### WORK INSTRUCTIONS
The text of every record, exactly as given and with no pictures, should be your output.

App and web page records
■ ■ ■ ■ ■ ■ ■

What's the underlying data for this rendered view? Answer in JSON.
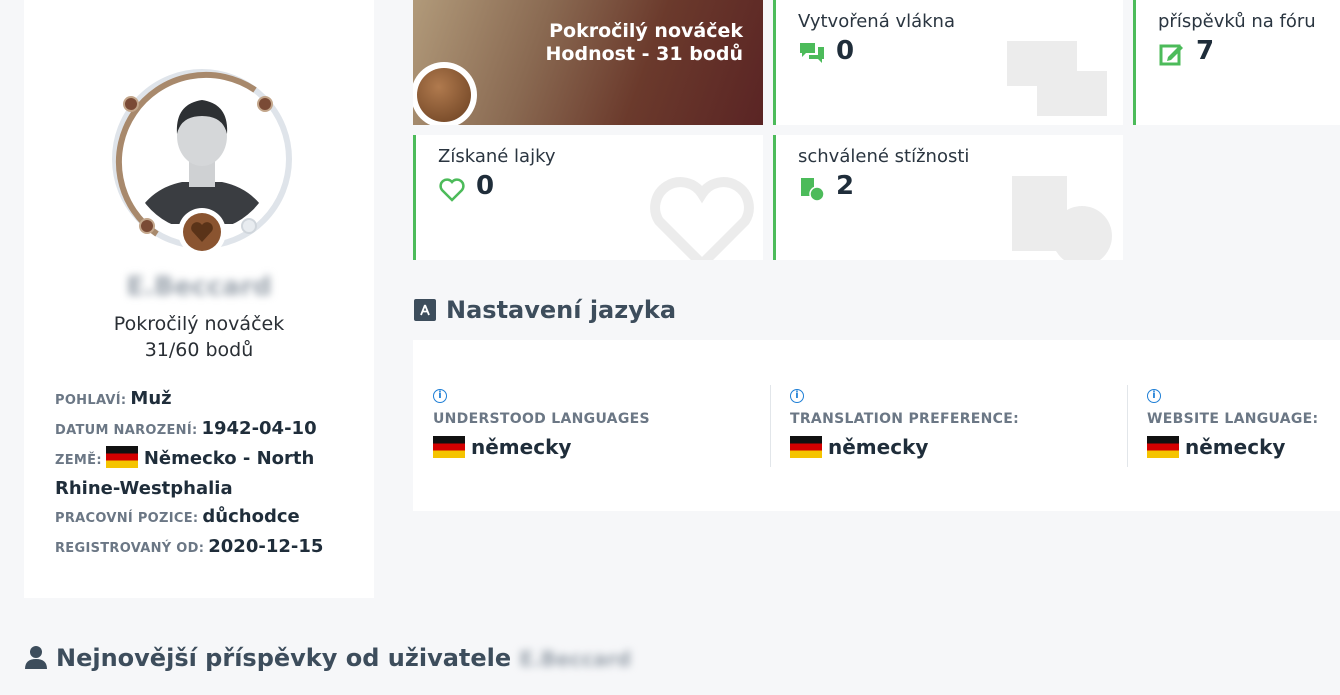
{
  "profile": {
    "username": "E.Beccard",
    "rank_name": "Pokročilý nováček",
    "points": "31/60 bodů",
    "fields": [
      {
        "label": "POHLAVÍ:",
        "value": "Muž"
      },
      {
        "label": "DATUM NAROZENÍ:",
        "value": "1942-04-10"
      },
      {
        "label": "ZEMĚ:",
        "value": "Německo - North Rhine-Westphalia"
      },
      {
        "label": "PRACOVNÍ POZICE:",
        "value": "důchodce"
      },
      {
        "label": "REGISTROVANÝ OD:",
        "value": "2020-12-15"
      }
    ],
    "progress": 0.52
  },
  "rank_card": {
    "title": "Pokročilý nováček",
    "subtitle": "Hodnost - 31 bodů"
  },
  "stats": {
    "threads": {
      "title": "Vytvořená vlákna",
      "value": "0",
      "icon": "chat-bubbles-icon"
    },
    "posts": {
      "title": "příspěvků na fóru",
      "value": "7",
      "icon": "edit-icon"
    },
    "likes": {
      "title": "Získané lajky",
      "value": "0",
      "icon": "heart-icon"
    },
    "complaints": {
      "title": "schválené stížnosti",
      "value": "2",
      "icon": "complaint-icon"
    }
  },
  "language": {
    "heading": "Nastavení jazyka",
    "columns": [
      {
        "label": "UNDERSTOOD LANGUAGES",
        "value": "německy"
      },
      {
        "label": "TRANSLATION PREFERENCE:",
        "value": "německy"
      },
      {
        "label": "WEBSITE LANGUAGE:",
        "value": "německy"
      }
    ]
  },
  "latest_posts": {
    "heading": "Nejnovější příspěvky od uživatele",
    "username": "E.Beccard"
  },
  "colors": {
    "accent_green": "#4cbb5a",
    "info_blue": "#1f7fd6"
  }
}
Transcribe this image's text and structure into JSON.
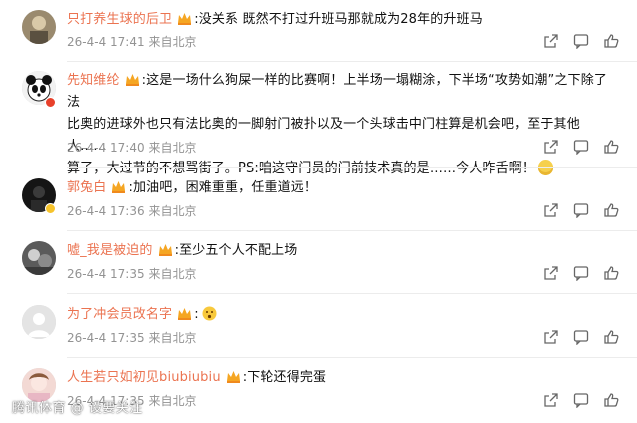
{
  "colors": {
    "username": "#eb7350",
    "meta": "#939393",
    "text": "#111111",
    "divider": "#ececec"
  },
  "actions": {
    "share_icon": "share-icon",
    "comment_icon": "comment-icon",
    "like_icon": "like-icon"
  },
  "comments": [
    {
      "username": "只打养生球的后卫",
      "text": ":没关系 既然不打过升班马那就成为28年的升班马",
      "time": "26-4-4 17:41",
      "location": "来自北京"
    },
    {
      "username": "先知维纶",
      "text_line1": ":这是一场什么狗屎一样的比赛啊！上半场一塌糊涂，下半场“攻势如潮”之下除了法",
      "text_line2": "比奥的进球外也只有法比奥的一脚射门被扑以及一个头球击中门柱算是机会吧，至于其他人……",
      "text_line3": "算了，大过节的不想骂街了。PS:咱这守门员的门前技术真的是……今人咋舌啊！",
      "time": "26-4-4 17:40",
      "location": "来自北京"
    },
    {
      "username": "郭兔白",
      "text": ":加油吧，困难重重，任重道远！",
      "time": "26-4-4 17:36",
      "location": "来自北京"
    },
    {
      "username": "嘘_我是被迫的",
      "text": ":至少五个人不配上场",
      "time": "26-4-4 17:35",
      "location": "来自北京"
    },
    {
      "username": "为了冲会员改名字",
      "text": ":",
      "time": "26-4-4 17:35",
      "location": "来自北京"
    },
    {
      "username": "人生若只如初见biubiubiu",
      "text": ":下轮还得完蛋",
      "time": "26-4-4 17:35",
      "location": "来自北京"
    }
  ],
  "watermark": "腾讯体育 @ 设要关注"
}
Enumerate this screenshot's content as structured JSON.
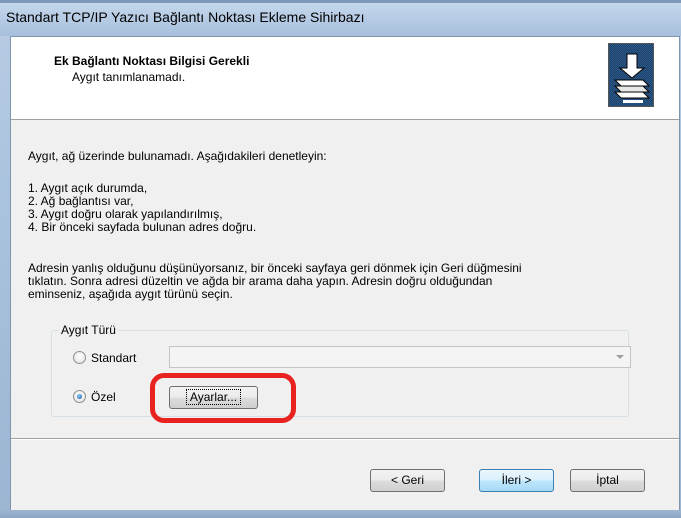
{
  "window": {
    "title": "Standart TCP/IP Yazıcı Bağlantı Noktası Ekleme Sihirbazı"
  },
  "header": {
    "title": "Ek Bağlantı Noktası Bilgisi Gerekli",
    "subtitle": "Aygıt tanımlanamadı."
  },
  "body": {
    "intro": "Aygıt, ağ üzerinde bulunamadı.  Aşağıdakileri denetleyin:",
    "checklist": [
      "1.  Aygıt açık durumda,",
      "2.  Ağ bağlantısı var,",
      "3.  Aygıt doğru olarak yapılandırılmış,",
      "4.  Bir önceki sayfada bulunan adres doğru."
    ],
    "paragraph": [
      "Adresin yanlış olduğunu düşünüyorsanız, bir önceki sayfaya geri dönmek için Geri düğmesini",
      "tıklatın. Sonra adresi düzeltin ve ağda bir arama daha yapın. Adresin doğru olduğundan",
      "eminseniz, aşağıda aygıt türünü seçin."
    ]
  },
  "device_type": {
    "legend": "Aygıt Türü",
    "standard_label": "Standart",
    "custom_label": "Özel",
    "selected": "Özel",
    "standard_combo_value": "",
    "settings_button": "Ayarlar..."
  },
  "footer": {
    "back": "< Geri",
    "next": "İleri >",
    "cancel": "İptal"
  },
  "colors": {
    "annotation_ring": "#e8231f",
    "default_button": "#3c7fb1"
  },
  "icons": {
    "header": "printer-wizard-icon"
  }
}
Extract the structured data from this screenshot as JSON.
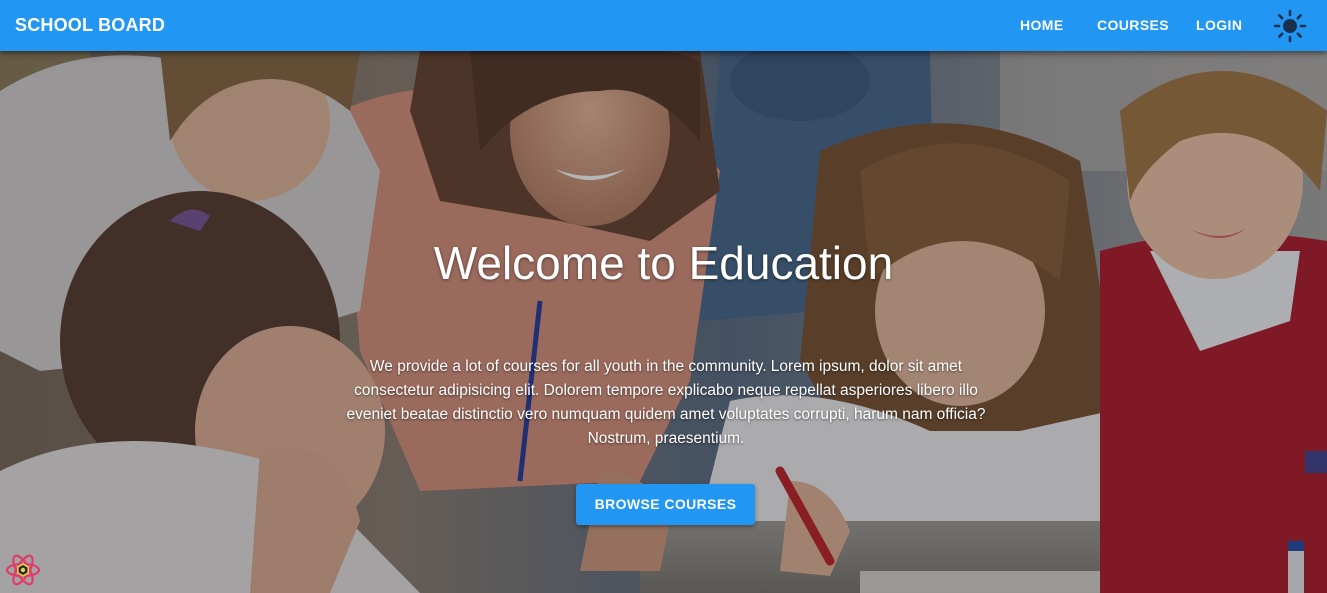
{
  "appbar": {
    "brand": "SCHOOL BOARD",
    "nav": {
      "home": "HOME",
      "courses": "COURSES",
      "login": "LOGIN"
    },
    "theme_toggle_icon": "sun-icon",
    "color": "#2196f3"
  },
  "hero": {
    "title": "Welcome to Education",
    "description": "We provide a lot of courses for all youth in the community. Lorem ipsum, dolor sit amet consectetur adipisicing elit. Dolorem tempore explicabo neque repellat asperiores libero illo eveniet beatae distinctio vero numquam quidem amet voluptates corrupti, harum nam officia? Nostrum, praesentium.",
    "cta_label": "BROWSE COURSES",
    "background_image": "classroom-photo",
    "cta_color": "#2196f3"
  },
  "devtools": {
    "icon": "react-devtools-icon"
  }
}
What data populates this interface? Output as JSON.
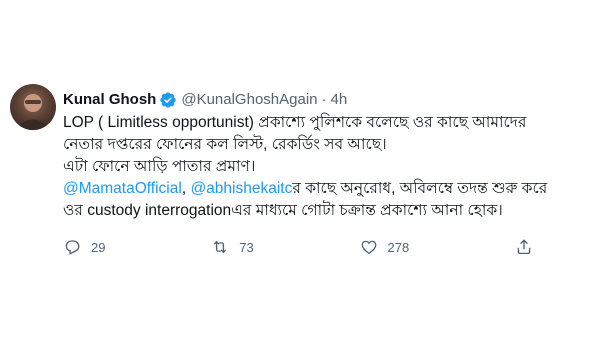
{
  "tweet": {
    "author_name": "Kunal Ghosh",
    "handle": "@KunalGhoshAgain",
    "separator": "·",
    "time": "4h",
    "text_line1": "LOP ( Limitless opportunist) প্রকাশ্যে পুলিশকে বলেছে ওর কাছে আমাদের",
    "text_line2": "নেতার দপ্তরের ফোনের কল লিস্ট, রেকর্ডিং সব আছে।",
    "text_line3": "এটা ফোনে আড়ি পাতার প্রমাণ।",
    "mention1": "@MamataOfficial",
    "comma": ", ",
    "mention2": "@abhishekaitc",
    "text_line4_rest": "র কাছে অনুরোধ, অবিলম্বে তদন্ত শুরু করে",
    "text_line5": "ওর custody interrogationএর মাধ্যমে গোটা চক্রান্ত প্রকাশ্যে আনা হোক।",
    "reply_count": "29",
    "retweet_count": "73",
    "like_count": "278",
    "more_label": "···"
  },
  "colors": {
    "accent": "#1d9bf0",
    "text": "#0f1419",
    "muted": "#536471"
  },
  "icons": {
    "verified": "verified-badge-icon",
    "reply": "reply-icon",
    "retweet": "retweet-icon",
    "like": "heart-icon",
    "share": "share-icon",
    "more": "more-icon"
  }
}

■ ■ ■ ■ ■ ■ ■

### RESULT OF THIS TASK
What's the underlying data for this rendered view? Answer in JSON.
{
  "profile": {
    "username": "E.Beccard",
    "rank_name": "Pokročilý nováček",
    "points": "31/60 bodů",
    "fields": [
      {
        "label": "POHLAVÍ:",
        "value": "Muž"
      },
      {
        "label": "DATUM NAROZENÍ:",
        "value": "1942-04-10"
      },
      {
        "label": "ZEMĚ:",
        "value": "Německo - North Rhine-Westphalia"
      },
      {
        "label": "PRACOVNÍ POZICE:",
        "value": "důchodce"
      },
      {
        "label": "REGISTROVANÝ OD:",
        "value": "2020-12-15"
      }
    ],
    "progress": 0.52
  },
  "rank_card": {
    "title": "Pokročilý nováček",
    "subtitle": "Hodnost - 31 bodů"
  },
  "stats": {
    "threads": {
      "title": "Vytvořená vlákna",
      "value": "0",
      "icon": "chat-bubbles-icon"
    },
    "posts": {
      "title": "příspěvků na fóru",
      "value": "7",
      "icon": "edit-icon"
    },
    "likes": {
      "title": "Získané lajky",
      "value": "0",
      "icon": "heart-icon"
    },
    "complaints": {
      "title": "schválené stížnosti",
      "value": "2",
      "icon": "complaint-icon"
    }
  },
  "language": {
    "heading": "Nastavení jazyka",
    "columns": [
      {
        "label": "UNDERSTOOD LANGUAGES",
        "value": "německy"
      },
      {
        "label": "TRANSLATION PREFERENCE:",
        "value": "německy"
      },
      {
        "label": "WEBSITE LANGUAGE:",
        "value": "německy"
      }
    ]
  },
  "latest_posts": {
    "heading": "Nejnovější příspěvky od uživatele",
    "username": "E.Beccard"
  },
  "colors": {
    "accent_green": "#4cbb5a",
    "info_blue": "#1f7fd6"
  }
}
Transcribe this image's text and structure into JSON.
{
  "colors": {
    "username": "#eb7350",
    "meta": "#939393",
    "text": "#111111",
    "divider": "#ececec"
  },
  "actions": {
    "share_icon": "share-icon",
    "comment_icon": "comment-icon",
    "like_icon": "like-icon"
  },
  "comments": [
    {
      "username": "只打养生球的后卫",
      "text": ":没关系 既然不打过升班马那就成为28年的升班马",
      "time": "26-4-4 17:41",
      "location": "来自北京"
    },
    {
      "username": "先知维纶",
      "text_line1": ":这是一场什么狗屎一样的比赛啊！上半场一塌糊涂，下半场“攻势如潮”之下除了法",
      "text_line2": "比奥的进球外也只有法比奥的一脚射门被扑以及一个头球击中门柱算是机会吧，至于其他人……",
      "text_line3": "算了，大过节的不想骂街了。PS:咱这守门员的门前技术真的是……今人咋舌啊！",
      "time": "26-4-4 17:40",
      "location": "来自北京"
    },
    {
      "username": "郭兔白",
      "text": ":加油吧，困难重重，任重道远！",
      "time": "26-4-4 17:36",
      "location": "来自北京"
    },
    {
      "username": "嘘_我是被迫的",
      "text": ":至少五个人不配上场",
      "time": "26-4-4 17:35",
      "location": "来自北京"
    },
    {
      "username": "为了冲会员改名字",
      "text": ":",
      "time": "26-4-4 17:35",
      "location": "来自北京"
    },
    {
      "username": "人生若只如初见biubiubiu",
      "text": ":下轮还得完蛋",
      "time": "26-4-4 17:35",
      "location": "来自北京"
    }
  ],
  "watermark": "腾讯体育 @ 设要关注"
}
Enumerate this screenshot's content as structured JSON.
{
  "window": {
    "title": "Standart TCP/IP Yazıcı Bağlantı Noktası Ekleme Sihirbazı"
  },
  "header": {
    "title": "Ek Bağlantı Noktası Bilgisi Gerekli",
    "subtitle": "Aygıt tanımlanamadı."
  },
  "body": {
    "intro": "Aygıt, ağ üzerinde bulunamadı.  Aşağıdakileri denetleyin:",
    "checklist": [
      "1.  Aygıt açık durumda,",
      "2.  Ağ bağlantısı var,",
      "3.  Aygıt doğru olarak yapılandırılmış,",
      "4.  Bir önceki sayfada bulunan adres doğru."
    ],
    "paragraph": [
      "Adresin yanlış olduğunu düşünüyorsanız, bir önceki sayfaya geri dönmek için Geri düğmesini",
      "tıklatın. Sonra adresi düzeltin ve ağda bir arama daha yapın. Adresin doğru olduğundan",
      "eminseniz, aşağıda aygıt türünü seçin."
    ]
  },
  "device_type": {
    "legend": "Aygıt Türü",
    "standard_label": "Standart",
    "custom_label": "Özel",
    "selected": "Özel",
    "standard_combo_value": "",
    "settings_button": "Ayarlar..."
  },
  "footer": {
    "back": "< Geri",
    "next": "İleri >",
    "cancel": "İptal"
  },
  "colors": {
    "annotation_ring": "#e8231f",
    "default_button": "#3c7fb1"
  },
  "icons": {
    "header": "printer-wizard-icon"
  }
}
Extract the structured data from this screenshot as JSON.
{
  "appbar": {
    "brand": "SCHOOL BOARD",
    "nav": {
      "home": "HOME",
      "courses": "COURSES",
      "login": "LOGIN"
    },
    "theme_toggle_icon": "sun-icon",
    "color": "#2196f3"
  },
  "hero": {
    "title": "Welcome to Education",
    "description": "We provide a lot of courses for all youth in the community. Lorem ipsum, dolor sit amet consectetur adipisicing elit. Dolorem tempore explicabo neque repellat asperiores libero illo eveniet beatae distinctio vero numquam quidem amet voluptates corrupti, harum nam officia? Nostrum, praesentium.",
    "cta_label": "BROWSE COURSES",
    "background_image": "classroom-photo",
    "cta_color": "#2196f3"
  },
  "devtools": {
    "icon": "react-devtools-icon"
  }
}
What data populates this interface? Output as JSON.
{
  "tweet": {
    "author_name": "Kunal Ghosh",
    "handle": "@KunalGhoshAgain",
    "separator": "·",
    "time": "4h",
    "text_line1": "LOP ( Limitless opportunist) প্রকাশ্যে পুলিশকে বলেছে ওর কাছে আমাদের",
    "text_line2": "নেতার দপ্তরের ফোনের কল লিস্ট, রেকর্ডিং সব আছে।",
    "text_line3": "এটা ফোনে আড়ি পাতার প্রমাণ।",
    "mention1": "@MamataOfficial",
    "comma": ", ",
    "mention2": "@abhishekaitc",
    "text_line4_rest": "র কাছে অনুরোধ, অবিলম্বে তদন্ত শুরু করে",
    "text_line5": "ওর custody interrogationএর মাধ্যমে গোটা চক্রান্ত প্রকাশ্যে আনা হোক।",
    "reply_count": "29",
    "retweet_count": "73",
    "like_count": "278",
    "more_label": "···"
  },
  "colors": {
    "accent": "#1d9bf0",
    "text": "#0f1419",
    "muted": "#536471"
  },
  "icons": {
    "verified": "verified-badge-icon",
    "reply": "reply-icon",
    "retweet": "retweet-icon",
    "like": "heart-icon",
    "share": "share-icon",
    "more": "more-icon"
  }
}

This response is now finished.